WHAT TO WORK ON: Every line of the data below should be printed exactly.

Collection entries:
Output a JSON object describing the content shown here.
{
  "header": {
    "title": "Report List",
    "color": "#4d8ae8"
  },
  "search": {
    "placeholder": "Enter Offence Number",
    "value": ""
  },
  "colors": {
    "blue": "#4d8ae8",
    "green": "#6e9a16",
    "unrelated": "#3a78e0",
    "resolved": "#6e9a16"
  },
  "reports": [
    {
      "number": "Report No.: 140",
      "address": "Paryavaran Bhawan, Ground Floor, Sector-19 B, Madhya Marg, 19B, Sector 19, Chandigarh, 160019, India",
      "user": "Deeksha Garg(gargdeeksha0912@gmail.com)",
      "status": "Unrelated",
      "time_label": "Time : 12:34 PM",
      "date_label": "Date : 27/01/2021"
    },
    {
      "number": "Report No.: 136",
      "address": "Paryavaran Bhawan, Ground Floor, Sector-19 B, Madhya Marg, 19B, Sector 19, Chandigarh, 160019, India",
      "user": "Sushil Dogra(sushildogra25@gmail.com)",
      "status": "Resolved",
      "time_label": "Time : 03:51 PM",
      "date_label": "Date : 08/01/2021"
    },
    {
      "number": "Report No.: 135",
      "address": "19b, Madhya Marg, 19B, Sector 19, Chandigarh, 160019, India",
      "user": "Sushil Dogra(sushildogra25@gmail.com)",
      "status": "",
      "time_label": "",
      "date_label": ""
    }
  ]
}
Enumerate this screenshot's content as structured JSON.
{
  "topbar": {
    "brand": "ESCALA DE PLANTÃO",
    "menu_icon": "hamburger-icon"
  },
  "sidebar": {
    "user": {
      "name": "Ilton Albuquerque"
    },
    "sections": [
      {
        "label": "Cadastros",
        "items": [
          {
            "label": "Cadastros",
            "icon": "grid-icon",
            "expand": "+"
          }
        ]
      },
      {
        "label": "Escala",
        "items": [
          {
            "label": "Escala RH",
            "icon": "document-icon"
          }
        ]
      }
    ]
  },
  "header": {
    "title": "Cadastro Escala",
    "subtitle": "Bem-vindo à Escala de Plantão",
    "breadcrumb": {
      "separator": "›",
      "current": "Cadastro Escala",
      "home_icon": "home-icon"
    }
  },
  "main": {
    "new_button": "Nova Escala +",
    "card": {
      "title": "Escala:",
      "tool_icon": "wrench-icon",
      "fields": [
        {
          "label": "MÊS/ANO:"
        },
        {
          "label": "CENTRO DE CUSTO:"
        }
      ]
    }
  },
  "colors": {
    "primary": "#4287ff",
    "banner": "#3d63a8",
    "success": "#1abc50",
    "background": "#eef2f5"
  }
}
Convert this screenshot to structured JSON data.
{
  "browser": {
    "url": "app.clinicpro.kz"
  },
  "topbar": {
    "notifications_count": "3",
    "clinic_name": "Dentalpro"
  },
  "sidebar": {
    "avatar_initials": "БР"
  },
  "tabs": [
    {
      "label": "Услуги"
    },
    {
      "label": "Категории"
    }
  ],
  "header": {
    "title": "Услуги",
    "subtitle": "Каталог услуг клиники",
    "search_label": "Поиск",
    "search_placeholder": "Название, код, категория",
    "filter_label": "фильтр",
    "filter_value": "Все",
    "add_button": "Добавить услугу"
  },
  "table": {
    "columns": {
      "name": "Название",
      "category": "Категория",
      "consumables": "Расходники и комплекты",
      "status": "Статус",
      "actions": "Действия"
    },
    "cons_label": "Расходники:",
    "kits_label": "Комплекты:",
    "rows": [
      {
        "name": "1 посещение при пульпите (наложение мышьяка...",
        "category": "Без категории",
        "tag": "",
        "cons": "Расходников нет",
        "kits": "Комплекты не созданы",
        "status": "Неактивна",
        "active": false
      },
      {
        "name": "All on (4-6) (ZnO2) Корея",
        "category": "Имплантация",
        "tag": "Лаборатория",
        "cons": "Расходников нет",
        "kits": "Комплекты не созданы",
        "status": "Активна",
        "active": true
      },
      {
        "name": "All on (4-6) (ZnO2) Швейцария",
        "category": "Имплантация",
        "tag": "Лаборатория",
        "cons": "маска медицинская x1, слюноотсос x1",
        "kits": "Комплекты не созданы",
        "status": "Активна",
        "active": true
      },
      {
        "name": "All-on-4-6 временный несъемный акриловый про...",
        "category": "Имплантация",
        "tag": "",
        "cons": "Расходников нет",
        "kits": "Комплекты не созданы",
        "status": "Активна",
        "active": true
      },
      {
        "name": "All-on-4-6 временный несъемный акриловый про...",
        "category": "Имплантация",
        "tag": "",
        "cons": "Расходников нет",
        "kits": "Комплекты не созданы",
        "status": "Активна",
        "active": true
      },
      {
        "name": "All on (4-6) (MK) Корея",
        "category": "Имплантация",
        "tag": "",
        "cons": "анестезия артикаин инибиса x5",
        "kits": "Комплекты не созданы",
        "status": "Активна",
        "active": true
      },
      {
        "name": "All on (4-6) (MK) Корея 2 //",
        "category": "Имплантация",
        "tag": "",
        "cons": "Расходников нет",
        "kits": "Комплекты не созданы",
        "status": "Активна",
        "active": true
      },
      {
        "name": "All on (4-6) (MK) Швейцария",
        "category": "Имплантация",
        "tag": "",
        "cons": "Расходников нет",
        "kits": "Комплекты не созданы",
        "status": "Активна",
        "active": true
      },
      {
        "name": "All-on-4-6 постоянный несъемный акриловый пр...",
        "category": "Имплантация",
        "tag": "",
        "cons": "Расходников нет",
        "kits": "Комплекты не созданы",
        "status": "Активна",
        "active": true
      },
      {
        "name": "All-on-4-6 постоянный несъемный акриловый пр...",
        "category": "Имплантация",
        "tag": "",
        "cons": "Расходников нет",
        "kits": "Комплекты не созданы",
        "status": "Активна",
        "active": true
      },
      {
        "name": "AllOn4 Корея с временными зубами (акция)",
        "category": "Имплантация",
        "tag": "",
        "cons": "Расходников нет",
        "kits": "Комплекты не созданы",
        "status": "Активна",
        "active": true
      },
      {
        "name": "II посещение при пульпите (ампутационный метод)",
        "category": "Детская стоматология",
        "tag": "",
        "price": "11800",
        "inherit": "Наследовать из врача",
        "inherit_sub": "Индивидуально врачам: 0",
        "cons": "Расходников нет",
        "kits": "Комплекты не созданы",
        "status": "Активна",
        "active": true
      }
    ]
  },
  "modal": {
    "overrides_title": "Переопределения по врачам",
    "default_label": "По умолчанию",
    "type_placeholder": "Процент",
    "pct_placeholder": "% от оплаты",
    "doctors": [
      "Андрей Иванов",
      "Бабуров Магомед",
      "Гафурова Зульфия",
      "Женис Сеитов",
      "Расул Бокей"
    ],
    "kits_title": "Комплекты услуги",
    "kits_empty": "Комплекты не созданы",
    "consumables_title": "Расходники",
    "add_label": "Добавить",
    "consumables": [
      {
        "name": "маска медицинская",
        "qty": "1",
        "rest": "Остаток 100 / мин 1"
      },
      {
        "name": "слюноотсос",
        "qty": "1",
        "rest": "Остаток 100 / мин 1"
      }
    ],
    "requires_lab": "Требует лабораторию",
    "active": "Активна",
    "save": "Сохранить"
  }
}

RESULT:
Output a JSON object describing the content shown here.
{
  "header": {
    "title": "Report List",
    "color": "#4d8ae8"
  },
  "search": {
    "placeholder": "Enter Offence Number",
    "value": ""
  },
  "colors": {
    "blue": "#4d8ae8",
    "green": "#6e9a16",
    "unrelated": "#3a78e0",
    "resolved": "#6e9a16"
  },
  "reports": [
    {
      "number": "Report No.: 140",
      "address": "Paryavaran Bhawan, Ground Floor, Sector-19 B, Madhya Marg, 19B, Sector 19, Chandigarh, 160019, India",
      "user": "Deeksha Garg(gargdeeksha0912@gmail.com)",
      "status": "Unrelated",
      "time_label": "Time : 12:34 PM",
      "date_label": "Date : 27/01/2021"
    },
    {
      "number": "Report No.: 136",
      "address": "Paryavaran Bhawan, Ground Floor, Sector-19 B, Madhya Marg, 19B, Sector 19, Chandigarh, 160019, India",
      "user": "Sushil Dogra(sushildogra25@gmail.com)",
      "status": "Resolved",
      "time_label": "Time : 03:51 PM",
      "date_label": "Date : 08/01/2021"
    },
    {
      "number": "Report No.: 135",
      "address": "19b, Madhya Marg, 19B, Sector 19, Chandigarh, 160019, India",
      "user": "Sushil Dogra(sushildogra25@gmail.com)",
      "status": "",
      "time_label": "",
      "date_label": ""
    }
  ]
}
Enumerate this screenshot's content as structured JSON.
{
  "topbar": {
    "brand": "ESCALA DE PLANTÃO",
    "menu_icon": "hamburger-icon"
  },
  "sidebar": {
    "user": {
      "name": "Ilton Albuquerque"
    },
    "sections": [
      {
        "label": "Cadastros",
        "items": [
          {
            "label": "Cadastros",
            "icon": "grid-icon",
            "expand": "+"
          }
        ]
      },
      {
        "label": "Escala",
        "items": [
          {
            "label": "Escala RH",
            "icon": "document-icon"
          }
        ]
      }
    ]
  },
  "header": {
    "title": "Cadastro Escala",
    "subtitle": "Bem-vindo à Escala de Plantão",
    "breadcrumb": {
      "separator": "›",
      "current": "Cadastro Escala",
      "home_icon": "home-icon"
    }
  },
  "main": {
    "new_button": "Nova Escala +",
    "card": {
      "title": "Escala:",
      "tool_icon": "wrench-icon",
      "fields": [
        {
          "label": "MÊS/ANO:"
        },
        {
          "label": "CENTRO DE CUSTO:"
        }
      ]
    }
  },
  "colors": {
    "primary": "#4287ff",
    "banner": "#3d63a8",
    "success": "#1abc50",
    "background": "#eef2f5"
  }
}
Convert this screenshot to structured JSON data.
{
  "browser": {
    "url": "app.clinicpro.kz"
  },
  "topbar": {
    "notifications_count": "3",
    "clinic_name": "Dentalpro"
  },
  "sidebar": {
    "avatar_initials": "БР"
  },
  "tabs": [
    {
      "label": "Услуги"
    },
    {
      "label": "Категории"
    }
  ],
  "header": {
    "title": "Услуги",
    "subtitle": "Каталог услуг клиники",
    "search_label": "Поиск",
    "search_placeholder": "Название, код, категория",
    "filter_label": "фильтр",
    "filter_value": "Все",
    "add_button": "Добавить услугу"
  },
  "table": {
    "columns": {
      "name": "Название",
      "category": "Категория",
      "consumables": "Расходники и комплекты",
      "status": "Статус",
      "actions": "Действия"
    },
    "cons_label": "Расходники:",
    "kits_label": "Комплекты:",
    "rows": [
      {
        "name": "1 посещение при пульпите (наложение мышьяка...",
        "category": "Без категории",
        "tag": "",
        "cons": "Расходников нет",
        "kits": "Комплекты не созданы",
        "status": "Неактивна",
        "active": false
      },
      {
        "name": "All on (4-6) (ZnO2) Корея",
        "category": "Имплантация",
        "tag": "Лаборатория",
        "cons": "Расходников нет",
        "kits": "Комплекты не созданы",
        "status": "Активна",
        "active": true
      },
      {
        "name": "All on (4-6) (ZnO2) Швейцария",
        "category": "Имплантация",
        "tag": "Лаборатория",
        "cons": "маска медицинская x1, слюноотсос x1",
        "kits": "Комплекты не созданы",
        "status": "Активна",
        "active": true
      },
      {
        "name": "All-on-4-6 временный несъемный акриловый про...",
        "category": "Имплантация",
        "tag": "",
        "cons": "Расходников нет",
        "kits": "Комплекты не созданы",
        "status": "Активна",
        "active": true
      },
      {
        "name": "All-on-4-6 временный несъемный акриловый про...",
        "category": "Имплантация",
        "tag": "",
        "cons": "Расходников нет",
        "kits": "Комплекты не созданы",
        "status": "Активна",
        "active": true
      },
      {
        "name": "All on (4-6) (MK) Корея",
        "category": "Имплантация",
        "tag": "",
        "cons": "анестезия артикаин инибиса x5",
        "kits": "Комплекты не созданы",
        "status": "Активна",
        "active": true
      },
      {
        "name": "All on (4-6) (MK) Корея 2 //",
        "category": "Имплантация",
        "tag": "",
        "cons": "Расходников нет",
        "kits": "Комплекты не созданы",
        "status": "Активна",
        "active": true
      },
      {
        "name": "All on (4-6) (MK) Швейцария",
        "category": "Имплантация",
        "tag": "",
        "cons": "Расходников нет",
        "kits": "Комплекты не созданы",
        "status": "Активна",
        "active": true
      },
      {
        "name": "All-on-4-6 постоянный несъемный акриловый пр...",
        "category": "Имплантация",
        "tag": "",
        "cons": "Расходников нет",
        "kits": "Комплекты не созданы",
        "status": "Активна",
        "active": true
      },
      {
        "name": "All-on-4-6 постоянный несъемный акриловый пр...",
        "category": "Имплантация",
        "tag": "",
        "cons": "Расходников нет",
        "kits": "Комплекты не созданы",
        "status": "Активна",
        "active": true
      },
      {
        "name": "AllOn4 Корея с временными зубами (акция)",
        "category": "Имплантация",
        "tag": "",
        "cons": "Расходников нет",
        "kits": "Комплекты не созданы",
        "status": "Активна",
        "active": true
      },
      {
        "name": "II посещение при пульпите (ампутационный метод)",
        "category": "Детская стоматология",
        "tag": "",
        "price": "11800",
        "inherit": "Наследовать из врача",
        "inherit_sub": "Индивидуально врачам: 0",
        "cons": "Расходников нет",
        "kits": "Комплекты не созданы",
        "status": "Активна",
        "active": true
      }
    ]
  },
  "modal": {
    "overrides_title": "Переопределения по врачам",
    "default_label": "По умолчанию",
    "type_placeholder": "Процент",
    "pct_placeholder": "% от оплаты",
    "doctors": [
      "Андрей Иванов",
      "Бабуров Магомед",
      "Гафурова Зульфия",
      "Женис Сеитов",
      "Расул Бокей"
    ],
    "kits_title": "Комплекты услуги",
    "kits_empty": "Комплекты не созданы",
    "consumables_title": "Расходники",
    "add_label": "Добавить",
    "consumables": [
      {
        "name": "маска медицинская",
        "qty": "1",
        "rest": "Остаток 100 / мин 1"
      },
      {
        "name": "слюноотсос",
        "qty": "1",
        "rest": "Остаток 100 / мин 1"
      }
    ],
    "requires_lab": "Требует лабораторию",
    "active": "Активна",
    "save": "Сохранить"
  }
}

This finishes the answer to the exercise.